» **Work request**
Which lines in the records below contain the word "apps"? Return each of them.
-------- Records to process
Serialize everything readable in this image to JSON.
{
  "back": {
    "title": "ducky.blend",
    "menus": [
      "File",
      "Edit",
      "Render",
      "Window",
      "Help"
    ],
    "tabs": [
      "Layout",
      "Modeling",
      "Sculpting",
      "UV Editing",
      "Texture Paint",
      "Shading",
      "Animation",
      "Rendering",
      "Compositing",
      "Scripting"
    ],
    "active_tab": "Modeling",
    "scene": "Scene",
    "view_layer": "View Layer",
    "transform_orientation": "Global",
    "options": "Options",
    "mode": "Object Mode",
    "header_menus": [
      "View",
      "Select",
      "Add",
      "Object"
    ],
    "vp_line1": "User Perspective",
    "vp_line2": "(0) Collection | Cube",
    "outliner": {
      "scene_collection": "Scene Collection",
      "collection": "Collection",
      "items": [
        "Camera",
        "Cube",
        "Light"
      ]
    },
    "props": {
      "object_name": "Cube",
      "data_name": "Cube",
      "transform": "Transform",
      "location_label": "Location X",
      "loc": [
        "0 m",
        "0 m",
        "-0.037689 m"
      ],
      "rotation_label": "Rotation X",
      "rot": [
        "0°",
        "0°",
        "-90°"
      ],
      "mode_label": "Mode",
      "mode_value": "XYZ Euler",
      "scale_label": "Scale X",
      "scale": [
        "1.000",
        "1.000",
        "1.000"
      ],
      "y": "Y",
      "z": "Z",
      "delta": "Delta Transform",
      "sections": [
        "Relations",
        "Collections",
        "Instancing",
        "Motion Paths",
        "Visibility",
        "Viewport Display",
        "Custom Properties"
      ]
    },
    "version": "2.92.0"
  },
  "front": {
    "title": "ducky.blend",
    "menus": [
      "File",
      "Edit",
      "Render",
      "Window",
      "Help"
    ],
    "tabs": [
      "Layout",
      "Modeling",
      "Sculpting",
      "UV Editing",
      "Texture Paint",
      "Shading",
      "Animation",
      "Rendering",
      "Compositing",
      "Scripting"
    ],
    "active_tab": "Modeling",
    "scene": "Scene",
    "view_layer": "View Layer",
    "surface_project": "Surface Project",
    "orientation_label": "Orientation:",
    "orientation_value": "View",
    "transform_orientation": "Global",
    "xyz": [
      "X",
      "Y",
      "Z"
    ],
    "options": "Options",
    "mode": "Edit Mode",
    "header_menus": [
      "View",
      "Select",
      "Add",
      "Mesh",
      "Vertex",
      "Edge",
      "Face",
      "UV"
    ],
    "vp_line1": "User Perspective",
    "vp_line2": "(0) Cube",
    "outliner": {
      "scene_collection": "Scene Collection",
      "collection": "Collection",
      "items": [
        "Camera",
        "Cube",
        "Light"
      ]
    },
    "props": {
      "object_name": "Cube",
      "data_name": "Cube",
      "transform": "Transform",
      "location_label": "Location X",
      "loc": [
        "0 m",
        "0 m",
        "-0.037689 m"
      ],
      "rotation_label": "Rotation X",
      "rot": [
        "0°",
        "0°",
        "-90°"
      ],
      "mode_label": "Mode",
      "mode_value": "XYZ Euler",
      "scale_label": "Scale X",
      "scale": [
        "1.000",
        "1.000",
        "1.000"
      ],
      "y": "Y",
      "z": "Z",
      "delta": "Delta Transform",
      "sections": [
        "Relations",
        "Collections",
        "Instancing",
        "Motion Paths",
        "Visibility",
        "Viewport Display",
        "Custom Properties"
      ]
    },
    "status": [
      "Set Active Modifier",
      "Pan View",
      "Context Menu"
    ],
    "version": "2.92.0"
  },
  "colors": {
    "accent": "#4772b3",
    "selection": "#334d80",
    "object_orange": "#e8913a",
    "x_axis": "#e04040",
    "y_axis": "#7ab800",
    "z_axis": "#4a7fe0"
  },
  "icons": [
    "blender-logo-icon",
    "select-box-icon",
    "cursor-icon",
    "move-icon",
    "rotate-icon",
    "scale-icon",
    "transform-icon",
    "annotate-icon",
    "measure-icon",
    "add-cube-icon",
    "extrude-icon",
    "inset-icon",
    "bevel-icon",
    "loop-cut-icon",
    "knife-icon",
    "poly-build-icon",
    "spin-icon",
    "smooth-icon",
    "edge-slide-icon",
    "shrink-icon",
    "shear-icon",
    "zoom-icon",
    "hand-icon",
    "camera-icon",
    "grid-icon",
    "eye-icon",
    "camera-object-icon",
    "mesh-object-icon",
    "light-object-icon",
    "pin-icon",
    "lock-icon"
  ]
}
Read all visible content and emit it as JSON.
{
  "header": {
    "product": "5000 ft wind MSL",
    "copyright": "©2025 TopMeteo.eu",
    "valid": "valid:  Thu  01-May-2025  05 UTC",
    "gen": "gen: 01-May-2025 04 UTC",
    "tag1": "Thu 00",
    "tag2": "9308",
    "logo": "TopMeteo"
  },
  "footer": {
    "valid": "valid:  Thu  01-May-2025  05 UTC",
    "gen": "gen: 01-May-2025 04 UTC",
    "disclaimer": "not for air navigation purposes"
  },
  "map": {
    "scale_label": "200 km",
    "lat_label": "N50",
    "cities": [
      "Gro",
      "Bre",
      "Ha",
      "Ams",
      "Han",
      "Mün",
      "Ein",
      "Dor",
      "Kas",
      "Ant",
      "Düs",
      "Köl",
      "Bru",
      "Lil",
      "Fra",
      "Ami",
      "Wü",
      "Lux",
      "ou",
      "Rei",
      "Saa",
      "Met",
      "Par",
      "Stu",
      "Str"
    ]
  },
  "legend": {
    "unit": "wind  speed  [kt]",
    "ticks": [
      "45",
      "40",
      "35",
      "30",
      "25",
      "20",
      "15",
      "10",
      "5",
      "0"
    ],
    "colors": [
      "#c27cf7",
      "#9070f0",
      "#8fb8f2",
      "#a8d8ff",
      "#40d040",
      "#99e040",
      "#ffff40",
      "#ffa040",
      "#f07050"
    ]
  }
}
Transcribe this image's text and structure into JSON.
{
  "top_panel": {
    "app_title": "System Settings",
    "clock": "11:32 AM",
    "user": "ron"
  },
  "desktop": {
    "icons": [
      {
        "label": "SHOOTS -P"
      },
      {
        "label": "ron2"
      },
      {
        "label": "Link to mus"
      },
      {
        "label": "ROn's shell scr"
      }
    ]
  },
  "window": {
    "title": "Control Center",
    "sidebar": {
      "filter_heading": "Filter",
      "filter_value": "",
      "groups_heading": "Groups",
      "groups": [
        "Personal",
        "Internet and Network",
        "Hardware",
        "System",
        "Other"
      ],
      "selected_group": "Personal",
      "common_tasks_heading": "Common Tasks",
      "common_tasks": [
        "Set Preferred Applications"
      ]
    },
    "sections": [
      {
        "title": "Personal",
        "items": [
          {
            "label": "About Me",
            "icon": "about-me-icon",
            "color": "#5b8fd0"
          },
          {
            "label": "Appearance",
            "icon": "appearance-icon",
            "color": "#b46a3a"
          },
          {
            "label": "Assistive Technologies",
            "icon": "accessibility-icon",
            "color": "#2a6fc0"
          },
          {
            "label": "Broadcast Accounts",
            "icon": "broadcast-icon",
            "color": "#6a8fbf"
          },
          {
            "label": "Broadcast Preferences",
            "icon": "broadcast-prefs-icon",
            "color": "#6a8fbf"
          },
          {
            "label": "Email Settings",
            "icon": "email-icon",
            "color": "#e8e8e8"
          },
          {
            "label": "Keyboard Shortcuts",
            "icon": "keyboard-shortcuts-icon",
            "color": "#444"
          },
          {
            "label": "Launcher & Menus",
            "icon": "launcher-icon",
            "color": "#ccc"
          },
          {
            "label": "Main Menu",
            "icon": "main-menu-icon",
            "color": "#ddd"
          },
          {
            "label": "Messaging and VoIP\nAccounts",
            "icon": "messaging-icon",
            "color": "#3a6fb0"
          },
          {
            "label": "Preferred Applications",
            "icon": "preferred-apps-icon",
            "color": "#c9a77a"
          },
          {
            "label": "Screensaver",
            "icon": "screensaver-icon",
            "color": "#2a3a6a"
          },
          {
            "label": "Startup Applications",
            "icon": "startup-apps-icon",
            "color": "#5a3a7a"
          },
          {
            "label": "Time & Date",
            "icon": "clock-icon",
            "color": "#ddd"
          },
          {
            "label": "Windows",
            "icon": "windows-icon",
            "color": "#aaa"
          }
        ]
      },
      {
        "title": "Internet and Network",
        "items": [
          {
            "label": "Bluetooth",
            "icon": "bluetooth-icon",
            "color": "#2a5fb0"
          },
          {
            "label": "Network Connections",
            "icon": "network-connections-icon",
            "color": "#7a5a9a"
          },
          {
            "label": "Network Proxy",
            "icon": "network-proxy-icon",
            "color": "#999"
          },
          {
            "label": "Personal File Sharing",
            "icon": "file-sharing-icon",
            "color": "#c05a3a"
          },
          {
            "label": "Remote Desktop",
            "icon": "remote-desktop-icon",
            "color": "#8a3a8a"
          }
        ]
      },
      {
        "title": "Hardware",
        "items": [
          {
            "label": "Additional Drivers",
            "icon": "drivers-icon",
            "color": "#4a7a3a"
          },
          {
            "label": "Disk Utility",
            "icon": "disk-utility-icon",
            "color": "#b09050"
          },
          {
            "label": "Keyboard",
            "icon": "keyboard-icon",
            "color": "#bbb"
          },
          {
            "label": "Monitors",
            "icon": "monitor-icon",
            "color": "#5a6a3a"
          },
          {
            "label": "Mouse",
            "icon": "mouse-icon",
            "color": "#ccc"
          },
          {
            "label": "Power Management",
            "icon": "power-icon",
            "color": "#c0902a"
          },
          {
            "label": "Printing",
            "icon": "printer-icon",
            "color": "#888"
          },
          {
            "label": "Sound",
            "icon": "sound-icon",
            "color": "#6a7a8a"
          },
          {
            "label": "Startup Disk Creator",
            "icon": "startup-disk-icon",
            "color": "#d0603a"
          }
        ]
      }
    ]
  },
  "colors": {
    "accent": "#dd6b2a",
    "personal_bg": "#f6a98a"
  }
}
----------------
» **Response area**
            "icon": "preferred-apps-icon",
            "icon": "startup-apps-icon",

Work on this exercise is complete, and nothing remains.